About this task: Print the entries exactly as given.

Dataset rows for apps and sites

---*---

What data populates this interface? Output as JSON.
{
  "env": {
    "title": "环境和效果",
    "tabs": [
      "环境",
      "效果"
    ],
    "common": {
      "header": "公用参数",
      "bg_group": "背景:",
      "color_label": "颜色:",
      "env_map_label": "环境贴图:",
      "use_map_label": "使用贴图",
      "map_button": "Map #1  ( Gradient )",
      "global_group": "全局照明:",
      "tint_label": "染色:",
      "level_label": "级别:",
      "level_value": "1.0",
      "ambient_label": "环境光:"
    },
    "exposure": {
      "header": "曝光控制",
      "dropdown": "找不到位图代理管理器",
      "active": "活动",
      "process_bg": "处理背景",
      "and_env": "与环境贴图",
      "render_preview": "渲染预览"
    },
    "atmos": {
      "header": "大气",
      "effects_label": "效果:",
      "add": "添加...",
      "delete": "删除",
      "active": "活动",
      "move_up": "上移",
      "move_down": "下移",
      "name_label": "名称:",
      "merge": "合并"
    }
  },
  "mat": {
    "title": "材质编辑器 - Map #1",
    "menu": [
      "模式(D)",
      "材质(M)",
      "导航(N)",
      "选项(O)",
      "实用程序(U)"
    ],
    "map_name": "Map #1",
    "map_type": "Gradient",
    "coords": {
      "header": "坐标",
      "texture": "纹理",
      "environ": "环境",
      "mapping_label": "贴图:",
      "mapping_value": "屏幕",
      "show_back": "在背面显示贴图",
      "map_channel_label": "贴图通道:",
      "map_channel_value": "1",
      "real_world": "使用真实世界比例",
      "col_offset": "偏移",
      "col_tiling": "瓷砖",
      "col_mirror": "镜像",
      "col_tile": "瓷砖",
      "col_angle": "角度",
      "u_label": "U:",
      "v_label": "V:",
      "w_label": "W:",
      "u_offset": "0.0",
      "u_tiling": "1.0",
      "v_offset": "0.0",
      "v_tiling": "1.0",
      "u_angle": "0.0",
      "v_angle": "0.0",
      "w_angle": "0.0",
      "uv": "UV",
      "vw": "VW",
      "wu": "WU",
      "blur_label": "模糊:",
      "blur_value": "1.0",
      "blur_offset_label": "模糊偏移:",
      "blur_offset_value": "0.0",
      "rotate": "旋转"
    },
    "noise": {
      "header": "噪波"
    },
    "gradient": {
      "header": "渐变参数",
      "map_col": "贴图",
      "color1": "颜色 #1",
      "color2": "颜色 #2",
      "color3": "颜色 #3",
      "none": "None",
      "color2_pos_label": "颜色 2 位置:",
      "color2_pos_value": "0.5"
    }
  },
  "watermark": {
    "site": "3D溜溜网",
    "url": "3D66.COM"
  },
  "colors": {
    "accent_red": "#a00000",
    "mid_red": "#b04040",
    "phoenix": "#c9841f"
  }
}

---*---

Task output:
What data populates this interface? Output as JSON.
{
  "env": {
    "title": "环境和效果",
    "tabs": [
      "环境",
      "效果"
    ],
    "common": {
      "header": "公用参数",
      "bg_group": "背景:",
      "color_label": "颜色:",
      "env_map_label": "环境贴图:",
      "use_map_label": "使用贴图",
      "map_button": "Map #1  ( Gradient )",
      "global_group": "全局照明:",
      "tint_label": "染色:",
      "level_label": "级别:",
      "level_value": "1.0",
      "ambient_label": "环境光:"
    },
    "exposure": {
      "header": "曝光控制",
      "dropdown": "找不到位图代理管理器",
      "active": "活动",
      "process_bg": "处理背景",
      "and_env": "与环境贴图",
      "render_preview": "渲染预览"
    },
    "atmos": {
      "header": "大气",
      "effects_label": "效果:",
      "add": "添加...",
      "delete": "删除",
      "active": "活动",
      "move_up": "上移",
      "move_down": "下移",
      "name_label": "名称:",
      "merge": "合并"
    }
  },
  "mat": {
    "title": "材质编辑器 - Map #1",
    "menu": [
      "模式(D)",
      "材质(M)",
      "导航(N)",
      "选项(O)",
      "实用程序(U)"
    ],
    "map_name": "Map #1",
    "map_type": "Gradient",
    "coords": {
      "header": "坐标",
      "texture": "纹理",
      "environ": "环境",
      "mapping_label": "贴图:",
      "mapping_value": "屏幕",
      "show_back": "在背面显示贴图",
      "map_channel_label": "贴图通道:",
      "map_channel_value": "1",
      "real_world": "使用真实世界比例",
      "col_offset": "偏移",
      "col_tiling": "瓷砖",
      "col_mirror": "镜像",
      "col_tile": "瓷砖",
      "col_angle": "角度",
      "u_label": "U:",
      "v_label": "V:",
      "w_label": "W:",
      "u_offset": "0.0",
      "u_tiling": "1.0",
      "v_offset": "0.0",
      "v_tiling": "1.0",
      "u_angle": "0.0",
      "v_angle": "0.0",
      "w_angle": "0.0",
      "uv": "UV",
      "vw": "VW",
      "wu": "WU",
      "blur_label": "模糊:",
      "blur_value": "1.0",
      "blur_offset_label": "模糊偏移:",
      "blur_offset_value": "0.0",
      "rotate": "旋转"
    },
    "noise": {
      "header": "噪波"
    },
    "gradient": {
      "header": "渐变参数",
      "map_col": "贴图",
      "color1": "颜色 #1",
      "color2": "颜色 #2",
      "color3": "颜色 #3",
      "none": "None",
      "color2_pos_label": "颜色 2 位置:",
      "color2_pos_value": "0.5"
    }
  },
  "watermark": {
    "site": "3D溜溜网",
    "url": "3D66.COM"
  },
  "colors": {
    "accent_red": "#a00000",
    "mid_red": "#b04040",
    "phoenix": "#c9841f"
  }
}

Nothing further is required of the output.